How to Write a Video Script
When you book a studio to shoot video content, you want to make the most out of your time there, and that requires planning.
The similarity between you and movie directors is that you’re both trying to tell a story. Sure, one is about a product, and one is about a protagonist, but the aim of both is to connect with your audience. So you want to make a script that’s effective, ensuring a high-quality video as the end product.
Here is how you can begin scriptwriting for your videos:
1 – Brief and outline
It sounds basic, but it’s the most important step. It will dictate your outline and how you fill the gaps, and this stage will also set the tone for the rest of your video. At this stage, you want to answer the following questions:
- What is the goal of your video?
- Who is your audience for the video?
- What should viewers learn about you by the end of the video?
- What call-to-actions do you want to include?
So when we plot for, say, scriptwriting a video for a law firm, this is how we would answer the above questions:
- What is the goal of your video? – To educate viewers on inheritance law in Switzerland.
- Who is your audience for the video? – Older individuals who are looking to write their will.
- What should viewers learn about you by the end of the video? – How the firm can help individuals writing their will and next of kin facing issues with inheritance.
- What call-to-actions do you want to include? – Asking viewers to contact us for a free 15-minute consultation.
2 – Write conversationally
The way you speak is very different from the way you write. Recognize the difference between prepared and rehearsed speech and casual, conversational speech. Your audience will find it difficult to connect with you if it looks like you’re reading from a book.
“Swiss inheritance law enforces forced heirship rules, implying that certain relatives may not be disinherited despite what the will states” – Formal, belongs in a book or article.
“Switzerland has something called forced heirship, which means that certain relatives cannot have assets or property taken away from them, regardless of what’s in the will” – Informal, conversational.
3 – Write for your audience and platform
YouTube videos require more research and insights as opposed to an Instagram reel.
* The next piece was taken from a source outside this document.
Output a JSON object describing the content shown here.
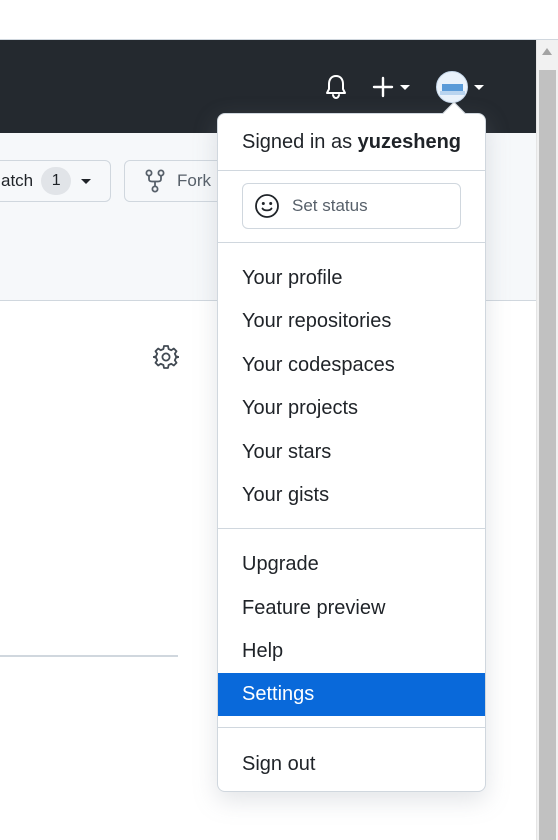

You might even adjust your tone and approach to be more upbeat for your audience on Instagram while staying serious on YouTube. Write your script for the platform, and if you plan to repurpose the same content, keep the tone on neutral ground!
**4 – Script your B-Roll and supporting visuals.**
If you’re going for a behind-the-scenes raw footage feel to your video, script in the shots you want to take. Whether it’s you preparing for an interview, welcoming the guest as they enter the Videohaus studio, pouring a coffee, or doing your makeup… scripting it ensures you won’t forget. Additionally, if you plan to present visuals with your video (graphs, charts, images, etc.), script those in too as reference points for you and your video editor.
Finally, run through your copy a few times before hopping on camera!
If you find scriptwriting to be too tedious or time-consuming, reach out to Videohaus for scriptwriting, video recording, and editing services.